It's not often in Europe that you encounter an ultra-modern, high-rise (well, sort of) hotel that could easily be straight out of the skyscraper districts of Sydney or Seattle. By night, the 13-storey, 140-rooms LaGare Hotel Milano Centrale is all the more distinctive with each of its windows strikingly illuminated with a different primary colour, making it not only a distinctive facade but also a rather easy-to-find local landmark for the guest approaching by foot from the nearby railway station.
As its name indicates, LaGare Hotel Milan Centrale is situated close to the Italian city's grandiose, early 20th century Centrale Station, a project of Benito Mussolini, Italy's infamous World War II fascist leader. It's a convenient five-minute or so walk away from station with your reviewer having arrived from Venice en route to France for a brief overnight stop in Milan.
On arrival LaGare Hotel Milano Centrale, a member of the Accor group's MGallery collection of characterful stays, makes an immediate positive impression. It's all the more enhanced by the warm and professional welcome from the smartly-suited (as you might fairly expect in Italy) male reception staff in the compact lobby. The hotel's modernity and minimalism is a pleasant change from the inevitably more opulent, older-style hotels that a traveller tends to experience on any trip around the continent.
I've scored a 33-square-metre junior suite, encased in dark timber walls and matching floorboards. The room includes a quasi-separate bedroom with a king-sized bed, a small sitting room and a spacious bathroom with a large shower recess. There's a balcony, delivering views of the city skyline, but, it being winter, it's a little too cold to linger too long outside. Although the hotel is rated as four stars there are most of the accoutrements of a five-star, what with bathrobes and slippers, minibar, and happily, complimentary Wi-Fi throughout the hotel. The only notable omission from my room is an espresso machine though, this being Italy, good coffee flows freely elsewhere in the hotel.
The hotel features three dining venues, namely The Bistrot on the fourth floor, replete with a large terrace, LaGare Cafe, located in the small lobby, and Rooftop Bar, opened at night only in the warmer months between May and October, on the 13th floor which includes views of the city's old and new skyline. But as my stay is so short, and my arrival fairly late with an early departure the next morning, I decide to head out for an all-too-brief look at the city and a quick meal.
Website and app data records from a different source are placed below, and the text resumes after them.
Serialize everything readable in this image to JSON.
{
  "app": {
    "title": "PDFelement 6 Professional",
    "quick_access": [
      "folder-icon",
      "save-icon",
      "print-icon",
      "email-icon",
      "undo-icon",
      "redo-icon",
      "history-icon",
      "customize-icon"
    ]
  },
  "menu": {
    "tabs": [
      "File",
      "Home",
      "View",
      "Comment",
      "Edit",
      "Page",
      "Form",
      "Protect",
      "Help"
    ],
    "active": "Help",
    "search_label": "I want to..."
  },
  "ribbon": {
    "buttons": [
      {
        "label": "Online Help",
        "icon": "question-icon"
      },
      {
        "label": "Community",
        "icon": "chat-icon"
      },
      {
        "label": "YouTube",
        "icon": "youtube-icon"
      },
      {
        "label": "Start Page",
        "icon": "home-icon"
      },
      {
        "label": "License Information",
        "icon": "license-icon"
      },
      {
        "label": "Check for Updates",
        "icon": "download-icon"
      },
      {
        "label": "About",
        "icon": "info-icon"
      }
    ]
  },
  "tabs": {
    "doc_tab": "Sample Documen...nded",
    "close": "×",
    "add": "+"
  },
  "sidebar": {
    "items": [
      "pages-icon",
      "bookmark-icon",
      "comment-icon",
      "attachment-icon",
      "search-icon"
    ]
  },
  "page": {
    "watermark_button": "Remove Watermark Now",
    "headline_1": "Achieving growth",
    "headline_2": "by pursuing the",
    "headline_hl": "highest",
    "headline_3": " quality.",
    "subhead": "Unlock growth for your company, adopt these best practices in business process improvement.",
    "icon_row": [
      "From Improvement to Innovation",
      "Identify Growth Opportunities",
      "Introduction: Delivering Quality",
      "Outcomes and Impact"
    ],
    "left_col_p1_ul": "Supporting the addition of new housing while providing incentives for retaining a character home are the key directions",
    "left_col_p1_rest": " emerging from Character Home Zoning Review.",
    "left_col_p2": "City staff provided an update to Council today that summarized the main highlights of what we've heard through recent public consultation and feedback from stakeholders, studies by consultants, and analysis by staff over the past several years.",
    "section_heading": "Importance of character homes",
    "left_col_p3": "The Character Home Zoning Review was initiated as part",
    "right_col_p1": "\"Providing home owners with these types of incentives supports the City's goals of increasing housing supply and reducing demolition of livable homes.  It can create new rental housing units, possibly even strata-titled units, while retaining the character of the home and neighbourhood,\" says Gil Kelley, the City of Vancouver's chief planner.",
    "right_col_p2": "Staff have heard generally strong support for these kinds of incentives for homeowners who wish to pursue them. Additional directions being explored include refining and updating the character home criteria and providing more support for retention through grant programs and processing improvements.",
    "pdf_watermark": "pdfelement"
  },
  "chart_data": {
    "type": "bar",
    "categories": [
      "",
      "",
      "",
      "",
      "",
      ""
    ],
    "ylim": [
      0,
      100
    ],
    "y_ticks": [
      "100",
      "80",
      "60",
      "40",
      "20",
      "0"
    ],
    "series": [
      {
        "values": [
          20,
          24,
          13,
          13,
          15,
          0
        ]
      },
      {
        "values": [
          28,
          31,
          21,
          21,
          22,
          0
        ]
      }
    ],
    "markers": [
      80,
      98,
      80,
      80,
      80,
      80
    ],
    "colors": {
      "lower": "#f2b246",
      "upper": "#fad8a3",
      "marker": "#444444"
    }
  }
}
Milan boasts an impressively modern and efficient metro system with stops close to the hotel. With my time in Milan so regrettably limited, the underground whisks me quickly to two of the city's most obvious, though no less appealing, attractions: its historic cathedral and adjacent shopping centre. The glorious Duomo di Milano, is the city's most famous landmark. Construction on the cathedral was commenced in the 14th century and it took an extraordinary six centuries for it to be fully completed. Just across the square from Duomo is Milan's retail temple, the gorgeous Galleria Vittorio Emanuele II, one of the world's oldest shopping arcades. A four-storey arcade within an arcade, it's named after Victor Emmanuel II, Italy's first king. It includes a collection of slightly touristy but nonetheless good trattorias on the centre's ground floor. Back at the hotel, if you're in the party mood and are staying a little longer, there's a notable nightlife area in nearby Corso Como and Corso Garibaldi.
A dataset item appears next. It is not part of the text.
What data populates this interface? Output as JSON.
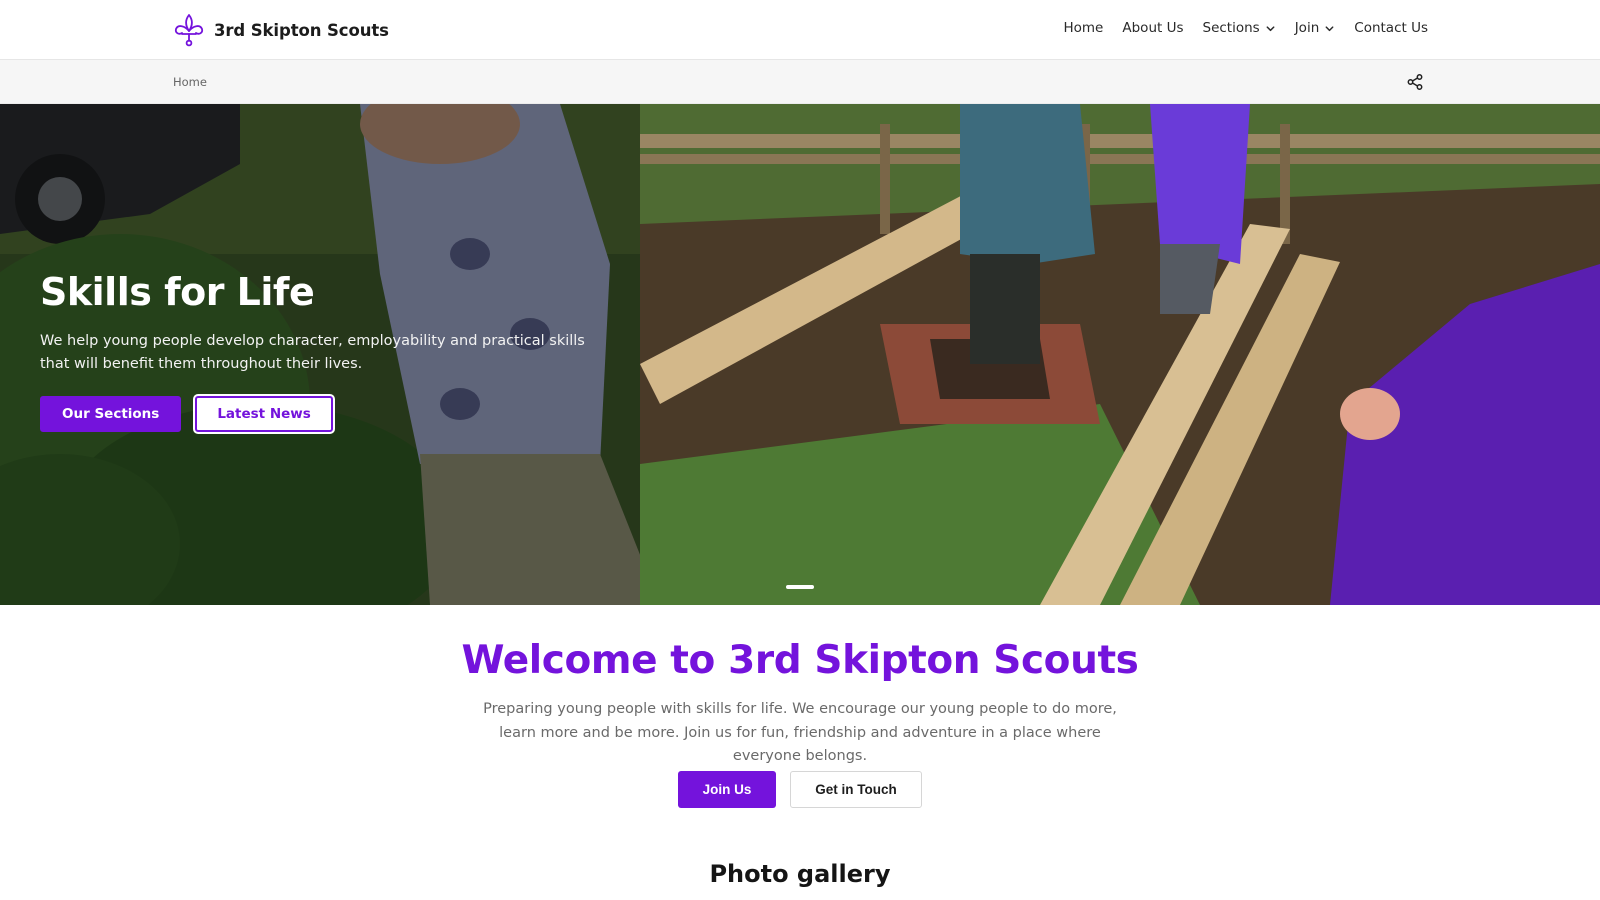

LaGare Hotel Milano Centrale is a stylish, contemporary and immensely comfortable choice for any traveller passing through Milan by train, or, for that matter, by any other means. And, even with the unfavourable exchange rate between the Australian dollar and the euro, its entry-point tariff won't bust the budget.
LaGare Hotel Milano Centrale, Via Giovanni Battista Pirelli, Milan, Italy. Phone: +39 02 872 5241. Doubles from €102. See accorhotels.com
The appealing modern design of the hotel, both externally and internally, is a welcome change from more typical European lodgings housed in aged premises.
First world whinge, to be sure, but in the homeland of espresso, a coffee machine, now mandatory in this style of hotel, would have been appreciated.